> Problem statement:
Extract all of the entries and give them again, word for word.

> App and web page records:
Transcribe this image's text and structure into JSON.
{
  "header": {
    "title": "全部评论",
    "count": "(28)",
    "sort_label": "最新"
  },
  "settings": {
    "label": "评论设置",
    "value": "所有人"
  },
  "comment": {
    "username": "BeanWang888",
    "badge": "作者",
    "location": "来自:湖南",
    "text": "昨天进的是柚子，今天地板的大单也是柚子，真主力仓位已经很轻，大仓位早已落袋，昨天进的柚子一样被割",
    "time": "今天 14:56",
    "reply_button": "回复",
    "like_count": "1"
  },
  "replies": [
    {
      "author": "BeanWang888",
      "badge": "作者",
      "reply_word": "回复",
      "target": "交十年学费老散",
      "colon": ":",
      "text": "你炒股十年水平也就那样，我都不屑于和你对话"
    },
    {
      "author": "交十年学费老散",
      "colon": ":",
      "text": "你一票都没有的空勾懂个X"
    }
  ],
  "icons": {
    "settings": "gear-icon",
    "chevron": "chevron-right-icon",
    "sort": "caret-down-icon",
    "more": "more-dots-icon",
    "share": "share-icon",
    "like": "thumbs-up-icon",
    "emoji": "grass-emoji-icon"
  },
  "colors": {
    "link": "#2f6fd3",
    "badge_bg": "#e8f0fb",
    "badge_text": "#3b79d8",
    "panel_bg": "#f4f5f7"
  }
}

> Your response:
Transcribe this image's text and structure into JSON.
{
  "header": {
    "title": "全部评论",
    "count": "(28)",
    "sort_label": "最新"
  },
  "settings": {
    "label": "评论设置",
    "value": "所有人"
  },
  "comment": {
    "username": "BeanWang888",
    "badge": "作者",
    "location": "来自:湖南",
    "text": "昨天进的是柚子，今天地板的大单也是柚子，真主力仓位已经很轻，大仓位早已落袋，昨天进的柚子一样被割",
    "time": "今天 14:56",
    "reply_button": "回复",
    "like_count": "1"
  },
  "replies": [
    {
      "author": "BeanWang888",
      "badge": "作者",
      "reply_word": "回复",
      "target": "交十年学费老散",
      "colon": ":",
      "text": "你炒股十年水平也就那样，我都不屑于和你对话"
    },
    {
      "author": "交十年学费老散",
      "colon": ":",
      "text": "你一票都没有的空勾懂个X"
    }
  ],
  "icons": {
    "settings": "gear-icon",
    "chevron": "chevron-right-icon",
    "sort": "caret-down-icon",
    "more": "more-dots-icon",
    "share": "share-icon",
    "like": "thumbs-up-icon",
    "emoji": "grass-emoji-icon"
  },
  "colors": {
    "link": "#2f6fd3",
    "badge_bg": "#e8f0fb",
    "badge_text": "#3b79d8",
    "panel_bg": "#f4f5f7"
  }
}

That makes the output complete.